What you will do: Search the entries for the word "addresses". Copy each line in which it is found.

Collected data entries
◇ ◇ ◇ ◇
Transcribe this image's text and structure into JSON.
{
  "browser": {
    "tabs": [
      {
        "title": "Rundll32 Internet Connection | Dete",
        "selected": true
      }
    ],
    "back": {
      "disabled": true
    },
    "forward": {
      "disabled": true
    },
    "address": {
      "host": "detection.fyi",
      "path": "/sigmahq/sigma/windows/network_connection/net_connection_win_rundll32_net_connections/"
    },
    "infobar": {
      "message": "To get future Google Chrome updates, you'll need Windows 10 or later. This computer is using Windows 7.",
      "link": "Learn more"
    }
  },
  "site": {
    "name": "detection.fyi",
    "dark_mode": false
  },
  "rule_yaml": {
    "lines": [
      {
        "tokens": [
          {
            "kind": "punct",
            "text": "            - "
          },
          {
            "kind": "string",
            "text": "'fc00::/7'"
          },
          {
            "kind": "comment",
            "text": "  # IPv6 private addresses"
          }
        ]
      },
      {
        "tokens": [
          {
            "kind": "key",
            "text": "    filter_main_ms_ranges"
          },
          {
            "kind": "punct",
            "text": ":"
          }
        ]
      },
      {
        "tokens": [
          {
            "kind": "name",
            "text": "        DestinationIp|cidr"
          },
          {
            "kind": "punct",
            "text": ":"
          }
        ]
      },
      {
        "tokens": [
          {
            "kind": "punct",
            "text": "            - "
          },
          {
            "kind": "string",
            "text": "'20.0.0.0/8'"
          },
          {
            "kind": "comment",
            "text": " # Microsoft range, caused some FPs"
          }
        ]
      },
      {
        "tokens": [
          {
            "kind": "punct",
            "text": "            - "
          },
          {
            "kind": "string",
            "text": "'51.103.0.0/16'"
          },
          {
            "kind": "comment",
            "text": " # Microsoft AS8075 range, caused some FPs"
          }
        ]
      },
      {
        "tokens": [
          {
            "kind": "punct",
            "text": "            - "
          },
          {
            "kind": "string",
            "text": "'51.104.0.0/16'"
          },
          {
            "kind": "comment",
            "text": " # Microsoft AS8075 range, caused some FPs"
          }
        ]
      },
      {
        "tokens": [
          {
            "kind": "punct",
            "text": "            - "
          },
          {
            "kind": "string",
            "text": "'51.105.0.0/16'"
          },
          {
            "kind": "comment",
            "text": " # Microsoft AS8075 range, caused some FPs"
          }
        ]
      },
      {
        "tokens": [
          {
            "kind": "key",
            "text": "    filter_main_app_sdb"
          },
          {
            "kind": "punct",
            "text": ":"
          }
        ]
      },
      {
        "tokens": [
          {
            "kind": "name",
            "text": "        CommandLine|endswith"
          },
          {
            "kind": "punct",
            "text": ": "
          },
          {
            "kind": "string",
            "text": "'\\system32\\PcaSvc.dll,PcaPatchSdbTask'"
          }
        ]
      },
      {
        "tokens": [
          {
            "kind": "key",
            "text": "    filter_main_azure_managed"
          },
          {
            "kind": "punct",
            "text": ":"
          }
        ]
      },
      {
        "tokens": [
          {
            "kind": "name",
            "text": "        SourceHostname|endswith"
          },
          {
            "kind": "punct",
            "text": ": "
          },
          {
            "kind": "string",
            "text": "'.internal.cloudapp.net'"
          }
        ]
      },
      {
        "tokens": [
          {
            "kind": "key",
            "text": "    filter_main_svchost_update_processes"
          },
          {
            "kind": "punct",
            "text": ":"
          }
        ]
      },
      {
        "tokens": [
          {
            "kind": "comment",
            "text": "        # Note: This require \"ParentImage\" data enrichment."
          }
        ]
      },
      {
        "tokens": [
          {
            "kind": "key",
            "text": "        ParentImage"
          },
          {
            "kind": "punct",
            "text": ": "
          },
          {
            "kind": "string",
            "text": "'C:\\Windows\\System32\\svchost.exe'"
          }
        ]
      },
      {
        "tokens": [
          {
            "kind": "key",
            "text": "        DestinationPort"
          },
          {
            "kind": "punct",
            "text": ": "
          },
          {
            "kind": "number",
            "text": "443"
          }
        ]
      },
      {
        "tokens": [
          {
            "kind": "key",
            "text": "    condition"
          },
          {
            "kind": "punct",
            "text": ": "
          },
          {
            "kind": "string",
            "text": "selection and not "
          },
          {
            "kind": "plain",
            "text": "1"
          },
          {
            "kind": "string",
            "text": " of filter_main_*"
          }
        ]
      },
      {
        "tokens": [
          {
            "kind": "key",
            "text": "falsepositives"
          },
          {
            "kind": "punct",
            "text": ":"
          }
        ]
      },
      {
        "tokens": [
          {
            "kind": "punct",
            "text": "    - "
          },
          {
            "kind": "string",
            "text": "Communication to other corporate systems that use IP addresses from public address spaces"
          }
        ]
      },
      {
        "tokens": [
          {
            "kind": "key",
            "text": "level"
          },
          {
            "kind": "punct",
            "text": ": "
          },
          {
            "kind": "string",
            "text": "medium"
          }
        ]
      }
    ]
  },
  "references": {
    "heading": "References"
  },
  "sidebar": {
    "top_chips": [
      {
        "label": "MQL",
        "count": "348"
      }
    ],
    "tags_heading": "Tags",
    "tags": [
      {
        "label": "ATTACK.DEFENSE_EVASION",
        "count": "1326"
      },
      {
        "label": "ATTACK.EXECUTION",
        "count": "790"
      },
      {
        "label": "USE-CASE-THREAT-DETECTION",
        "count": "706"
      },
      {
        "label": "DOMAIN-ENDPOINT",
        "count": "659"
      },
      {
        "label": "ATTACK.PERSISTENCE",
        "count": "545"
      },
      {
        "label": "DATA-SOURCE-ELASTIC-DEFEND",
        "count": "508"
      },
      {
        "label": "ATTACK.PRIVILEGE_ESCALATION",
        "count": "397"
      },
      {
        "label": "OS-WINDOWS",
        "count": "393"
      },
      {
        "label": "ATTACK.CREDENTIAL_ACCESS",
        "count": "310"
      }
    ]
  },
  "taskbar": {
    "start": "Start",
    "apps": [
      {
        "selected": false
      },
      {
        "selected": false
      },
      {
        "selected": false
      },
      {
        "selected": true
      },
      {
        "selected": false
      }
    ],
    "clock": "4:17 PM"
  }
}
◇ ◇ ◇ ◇
Answer for this exercise:
            "text": "  # IPv6 private addresses"
            "text": "Communication to other corporate systems that use IP addresses from public address spaces"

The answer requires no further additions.